The 1.6-litre petrol is expected to be the best-selling version of the new Peugeot 208. We drive it
It’s easy to see that Peugeot has made a real effort to create a quality product in the 208, both inside and out. For the majority of the time it’s good fun to drive too, and while the ride may not be perfect and the engine might lack the zip of turbocharged rivals the 208 excels where it matters – style, value for money and luxury.
The Peugeot 208 has beaten the evergreen Ford Fiesta in our group test and scooped our supermini of the year award, so we’ve got high hopes for the predicted best-seller; the 1.6 VTi driven here.
It’s powered by a naturally-aspirated 1.6-litre engine with 120bhp, and is the second most powerful unit in the range behind the 155bhp turbocharged variant. It feels nippy around town and boasts a fairly rapid 0-62mph time of 10.9 seconds, but it can’t match the turbocharged kick of acceleration from the likes of Volkswagen’s 1.2 TSI.

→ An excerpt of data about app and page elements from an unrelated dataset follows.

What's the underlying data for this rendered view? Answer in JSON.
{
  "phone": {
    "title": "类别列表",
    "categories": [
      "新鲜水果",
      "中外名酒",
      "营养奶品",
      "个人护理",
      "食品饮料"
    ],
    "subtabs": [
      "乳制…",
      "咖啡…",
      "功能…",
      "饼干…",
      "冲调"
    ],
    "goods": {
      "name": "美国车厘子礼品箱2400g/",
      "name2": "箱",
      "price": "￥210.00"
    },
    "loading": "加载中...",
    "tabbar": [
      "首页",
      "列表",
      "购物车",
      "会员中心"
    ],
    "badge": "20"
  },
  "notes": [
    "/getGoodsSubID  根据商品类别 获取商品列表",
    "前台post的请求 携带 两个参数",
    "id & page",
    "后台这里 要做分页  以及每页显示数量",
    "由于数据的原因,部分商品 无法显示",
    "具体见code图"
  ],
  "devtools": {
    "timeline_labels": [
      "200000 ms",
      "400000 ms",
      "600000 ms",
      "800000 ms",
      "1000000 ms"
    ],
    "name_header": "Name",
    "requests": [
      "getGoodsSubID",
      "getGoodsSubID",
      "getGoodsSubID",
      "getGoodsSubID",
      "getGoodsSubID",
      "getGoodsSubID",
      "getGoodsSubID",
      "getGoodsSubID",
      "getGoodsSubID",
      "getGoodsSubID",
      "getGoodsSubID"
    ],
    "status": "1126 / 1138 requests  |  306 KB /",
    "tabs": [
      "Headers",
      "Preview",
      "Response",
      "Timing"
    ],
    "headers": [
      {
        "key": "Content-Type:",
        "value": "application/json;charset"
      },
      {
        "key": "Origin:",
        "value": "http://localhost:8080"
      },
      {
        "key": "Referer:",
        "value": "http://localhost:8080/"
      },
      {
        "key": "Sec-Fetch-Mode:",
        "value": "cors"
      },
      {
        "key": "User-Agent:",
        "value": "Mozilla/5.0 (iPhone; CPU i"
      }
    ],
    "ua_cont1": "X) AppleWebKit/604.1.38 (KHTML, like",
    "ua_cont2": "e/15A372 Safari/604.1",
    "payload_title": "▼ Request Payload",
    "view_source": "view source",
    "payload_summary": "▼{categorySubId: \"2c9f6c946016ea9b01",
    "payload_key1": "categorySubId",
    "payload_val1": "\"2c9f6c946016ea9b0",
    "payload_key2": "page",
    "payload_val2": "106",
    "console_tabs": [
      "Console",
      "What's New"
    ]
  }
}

Thankfully it’s almost just as efficient, with a fuel economy figure of 48.7mpg – compared with 53.3mpg for the less powerful Volkswagen. CO2 emissions stand at 118g/km, so road tax is free for the first year and only £30 thereafter.
More reviews for 208 Hatchback
Car group tests
- Peugeot 208 vs Renault Clio
- Vauxhall Corsa vs Peugeot 208 vs Audi A1
- Toyota Yaris GRMN vs Peugeot 208 GTi
Used car tests
Our well-equipped Allure model looks the part, too. We like the sculpted design of the 208 already but this car comes with chrome door mirrors, LED running lights and stylish 16-inch alloy wheels too. It’s a level of French chic matched only by the Citroen DS3.
Inside is a similar story, with gloss black plastics and brushed metals making for a classy cabin. There’s plenty of space too with just enough room for adults in the rear seats and a 285-litre boot.
A talking point is the small steering wheel, which is designed to give the 208 a sporty feel and it does work, but only to a point. At slow speeds it gives the impression you’re darting in to corners and helps create a sense of agility. However, ramping up the speed reveals the 208 to be less agile than you might think, and beaten in the corners by the Fiesta or Suzuki Swift.
And while on the whole it rides well, the 208 does have a tendency to thud into potholes that wouldn’t trouble a Volkswagen Polo. The 1.6 VTi 120 Allure three-door starts at £14,645, which is just £55 less than a Fiesta 1.6 Zetec S. But, while marginally cheaper than the Fiesta it’s also not quite as good to drive. In a style driven segment like this though, the 208 has the edge and for that reason, it’s certain to be a popular choice.